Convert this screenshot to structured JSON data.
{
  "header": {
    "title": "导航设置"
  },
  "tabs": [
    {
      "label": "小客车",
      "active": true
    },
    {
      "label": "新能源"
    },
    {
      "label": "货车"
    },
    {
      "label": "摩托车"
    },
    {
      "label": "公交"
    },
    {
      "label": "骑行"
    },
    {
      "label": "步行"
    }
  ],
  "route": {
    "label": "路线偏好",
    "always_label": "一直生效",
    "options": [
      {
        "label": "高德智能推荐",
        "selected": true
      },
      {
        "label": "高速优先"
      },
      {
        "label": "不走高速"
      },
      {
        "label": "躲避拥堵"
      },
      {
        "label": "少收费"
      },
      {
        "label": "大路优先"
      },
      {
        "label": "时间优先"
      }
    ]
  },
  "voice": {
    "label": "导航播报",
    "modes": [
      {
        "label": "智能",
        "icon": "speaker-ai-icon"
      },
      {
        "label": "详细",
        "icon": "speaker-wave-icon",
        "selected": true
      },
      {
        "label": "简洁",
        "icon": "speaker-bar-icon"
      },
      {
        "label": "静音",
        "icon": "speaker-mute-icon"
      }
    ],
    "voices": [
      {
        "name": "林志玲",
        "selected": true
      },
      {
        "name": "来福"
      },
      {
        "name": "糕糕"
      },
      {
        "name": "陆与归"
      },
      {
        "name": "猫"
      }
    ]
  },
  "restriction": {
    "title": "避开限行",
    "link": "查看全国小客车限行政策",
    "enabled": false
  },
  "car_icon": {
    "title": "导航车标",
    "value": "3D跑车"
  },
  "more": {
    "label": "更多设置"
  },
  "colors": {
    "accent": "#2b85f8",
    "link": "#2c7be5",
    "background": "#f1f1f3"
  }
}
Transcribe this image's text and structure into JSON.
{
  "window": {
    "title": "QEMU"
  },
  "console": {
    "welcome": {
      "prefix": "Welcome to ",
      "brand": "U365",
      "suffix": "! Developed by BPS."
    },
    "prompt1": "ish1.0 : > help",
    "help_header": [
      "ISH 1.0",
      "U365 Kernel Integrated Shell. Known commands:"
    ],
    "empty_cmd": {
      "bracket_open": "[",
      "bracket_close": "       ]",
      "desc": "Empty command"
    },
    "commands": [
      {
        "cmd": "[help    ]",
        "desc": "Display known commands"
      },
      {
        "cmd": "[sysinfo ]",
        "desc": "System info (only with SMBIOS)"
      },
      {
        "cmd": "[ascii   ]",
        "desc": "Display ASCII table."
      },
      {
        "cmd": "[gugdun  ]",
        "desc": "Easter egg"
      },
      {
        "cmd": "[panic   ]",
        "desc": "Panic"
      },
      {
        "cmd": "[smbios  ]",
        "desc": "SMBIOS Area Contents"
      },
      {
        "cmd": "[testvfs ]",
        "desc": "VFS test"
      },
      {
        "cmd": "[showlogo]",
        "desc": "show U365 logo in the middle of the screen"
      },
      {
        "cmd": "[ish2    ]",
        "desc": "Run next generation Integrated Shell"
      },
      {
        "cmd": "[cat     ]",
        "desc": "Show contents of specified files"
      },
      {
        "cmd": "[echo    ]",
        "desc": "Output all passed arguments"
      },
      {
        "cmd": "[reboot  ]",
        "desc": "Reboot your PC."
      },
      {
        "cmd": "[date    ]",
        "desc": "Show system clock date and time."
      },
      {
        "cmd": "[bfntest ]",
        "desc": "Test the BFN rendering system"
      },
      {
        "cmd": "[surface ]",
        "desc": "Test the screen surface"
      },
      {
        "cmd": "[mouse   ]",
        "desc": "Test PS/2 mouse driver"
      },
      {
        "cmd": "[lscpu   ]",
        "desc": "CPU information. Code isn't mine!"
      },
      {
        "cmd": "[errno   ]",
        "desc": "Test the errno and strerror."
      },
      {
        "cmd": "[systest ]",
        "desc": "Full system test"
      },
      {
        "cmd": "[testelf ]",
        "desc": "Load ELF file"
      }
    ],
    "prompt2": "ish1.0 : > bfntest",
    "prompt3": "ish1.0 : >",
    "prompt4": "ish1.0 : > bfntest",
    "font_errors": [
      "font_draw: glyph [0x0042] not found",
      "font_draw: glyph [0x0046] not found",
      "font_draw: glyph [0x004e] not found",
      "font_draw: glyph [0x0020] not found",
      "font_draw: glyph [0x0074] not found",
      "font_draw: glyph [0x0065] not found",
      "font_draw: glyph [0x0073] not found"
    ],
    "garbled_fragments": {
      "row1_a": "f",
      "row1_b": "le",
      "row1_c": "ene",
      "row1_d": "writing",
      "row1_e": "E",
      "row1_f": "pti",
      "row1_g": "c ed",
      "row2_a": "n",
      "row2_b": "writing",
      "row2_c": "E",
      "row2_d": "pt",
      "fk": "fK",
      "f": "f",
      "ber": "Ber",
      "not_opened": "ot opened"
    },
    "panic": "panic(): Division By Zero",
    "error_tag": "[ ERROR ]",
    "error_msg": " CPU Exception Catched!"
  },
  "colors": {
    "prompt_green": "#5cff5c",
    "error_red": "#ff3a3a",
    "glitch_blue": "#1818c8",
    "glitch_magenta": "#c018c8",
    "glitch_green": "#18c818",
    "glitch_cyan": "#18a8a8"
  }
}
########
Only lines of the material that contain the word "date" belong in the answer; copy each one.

● **RESULT OF THE TASK**
        "cmd": "[date    ]",
        "desc": "Show system clock date and time."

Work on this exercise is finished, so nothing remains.